On an epic voyage, dust from a single valley in Africa takes a 5000km flight across the globe, only to land in the Amazon. It’s not just any old dust. It’s rich in iron and phosphorous, which are essential for fertilizing plants...
and it weighs a total of 50 MILLION TONS.
For anyone that has visited the Amazon and looked down, you’d be quick to note that below the thin layer of dead leaves is reddish/orange clay- pretty terrible for growing plants. However, plants here have adapted in various ways- most significantly through shallow, wide roots that can absorb nutrients in the upper layers of the soil- to take advantage of any minerals and nutrients they may come across.
It was long thought that the most significant source of any minerals that did feed the Amazon rainforest were from the rivers which are full of all sorts of nutrients from the upland volcanic Andes they start in. When flooding occurs, the plants rejoice- sandy deposits layer the earth and provide an essential source of minerals needed for growth.
However, this new study, published here, shows that a huge source of the minerals that keep the Amazon thriving come from the continent next door, Africa.

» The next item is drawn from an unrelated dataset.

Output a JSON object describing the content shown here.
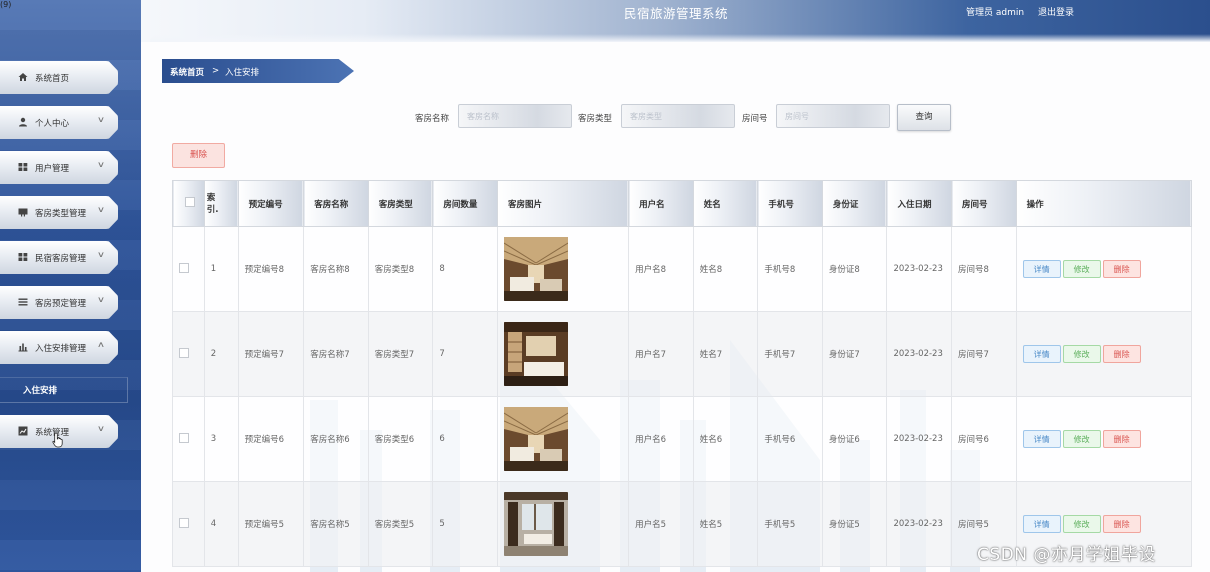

Incredibly, dust storms take up thousands of tons of dust every day from a dry, salty river bed and blast across the Atlantic Ocean to end up in the Amazon. The millions of tons per year that are deposited are likely to be found to be incredibly important, it can account for plant growth in areas that otherwise have little access to the mineral-rich rivers.
So, much thanks to one small valley in Africa, the Amazon blooms.